Additionally, there’s another screen where you can set the mode of the camera between regular Drive recording, Scenic recording (which has longer intervals of driving), WDR (for low-light situations to limit screen glare), and Park.
The rear camera attaches to the rear window of your vehicle with the same ease as the front camera. The downside is that it needs to be attached to the front camera via a cable. The manual suggests that you run the cable up along the roof of the vehicle to keep it out of the way using the clips that are adhesive-backed.
I did not permanently attach my cables yet, as throughout the time I was testing the dash cam, I was having car difficulty and needed to get it serviced at one point. I left the cameras attached but removed the cables so that they wouldn’t be in the way.
With the rear camera attached, you can now see a PIP view of the rear camera in the corner of the screen on the front camera. There is an option where you can toggle between the PIP view with both front and rear cameras, choose only the rear camera, or only the front camera.
Using the T4 Dash Cam
Once in use, the camera continues to record short videos at regular intervals. Again, as I said in the beginning, this is just for peace of mind if something happens for the most part.
It does the same thing when you are parked. If you switch it to the Park mode, it does not continue to record the whole time. However, it perks up when it detects an impact or if someone gets too close.

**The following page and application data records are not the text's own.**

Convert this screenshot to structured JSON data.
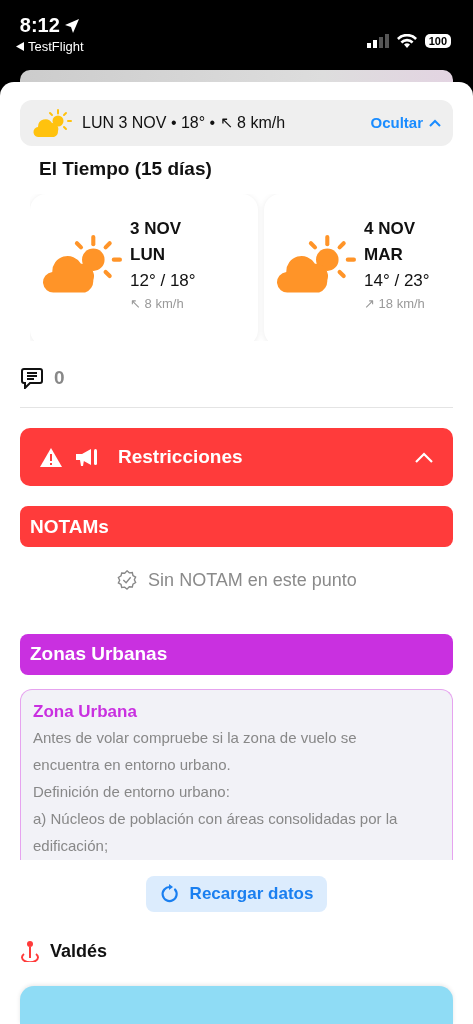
{
  "status_bar": {
    "time": "8:12",
    "back_label": "TestFlight",
    "battery": "100"
  },
  "weather_summary": {
    "text": "LUN 3 NOV • 18° • ↖ 8 km/h",
    "action": "Ocultar",
    "expanded": true
  },
  "forecast": {
    "title": "El Tiempo (15 días)",
    "days": [
      {
        "date": "3 NOV",
        "weekday": "LUN",
        "temps": "12° / 18°",
        "wind": "↖ 8 km/h"
      },
      {
        "date": "4 NOV",
        "weekday": "MAR",
        "temps": "14° / 23°",
        "wind": "↗ 18 km/h"
      }
    ]
  },
  "comments": {
    "count": "0"
  },
  "restrictions": {
    "title": "Restricciones",
    "expanded": true
  },
  "sections": [
    {
      "kind": "empty",
      "title": "NOTAMs",
      "color": "#ff3b3b",
      "message": "Sin NOTAM en este punto"
    },
    {
      "kind": "info",
      "title": "Zonas Urbanas",
      "color": "#c930e0",
      "card_title": "Zona Urbana",
      "paragraphs": [
        "Antes de volar compruebe si la zona de vuelo se encuentra en entorno urbano.",
        "Definición de entorno urbano:",
        "a) Núcleos de población con áreas consolidadas por la edificación;"
      ]
    }
  ],
  "reload_button": {
    "label": "Recargar datos"
  },
  "location": {
    "name": "Valdés"
  }
}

Clearly, it’s nighttime in the picture above, as you can see the darkness outside, yet I was able to recall the parking videos from earlier. However, I did not have Park mode on. I just left the camera on the regular recording mode.
In this picture, however, I did have the Park mode turned on. I have no idea what type of impact or trouble it detected that led to it recording this video of the surroundings, but again, it’s all about the safety, the knowledge that the T4 is helping me watch my car when I’m forced occasionally to park in the street.
Again, I had to take my car in for repair while I was in the midst of testing it. I unplugged all the cables and put them away, yet I left he cameras up on the windshields and left them powered on in Park mode. It caught videos of the mechanics at work. You can see my car with the hood up here. This leaves no doubt in my mind that if someone was doing some evil thing to my car, the T4 would catch them in the act.
However, to get these pictures and videos, I had to take photos with my phone of the camera. Yes, there are download options, but no mobile syncing options, as I do everything mobile. If you have a laptop, you can bring it out to the car, connect it to the camera, and download the videos and images. You can also take out the SD card and put it in a reader to download the media. I had neither option. However, on my iPad Pro, if I had a USB C-to-micro USB cable, I could have connected that way.
That said, I have no reason to download the images and videos anyway. I only wanted to do so for the purposes of this article. I’m okay with checking the camera for the videos and images.
Again, it’s about safety. We happen to have a neighborhood stalker, someone who lives nearby and keeps tabs on us. It definitely gives me that peace of mind to know that if there was any trouble with my car, the T4 would catch it.
Even if you only have mobile options, if you are concerned something may happen to your car, the Z-Edge T4 Dash Cam will ease your mind and hopefully allow you to end your sleepless nights. The only tradeoff will be the cords that need to stay plugged in throughout your car.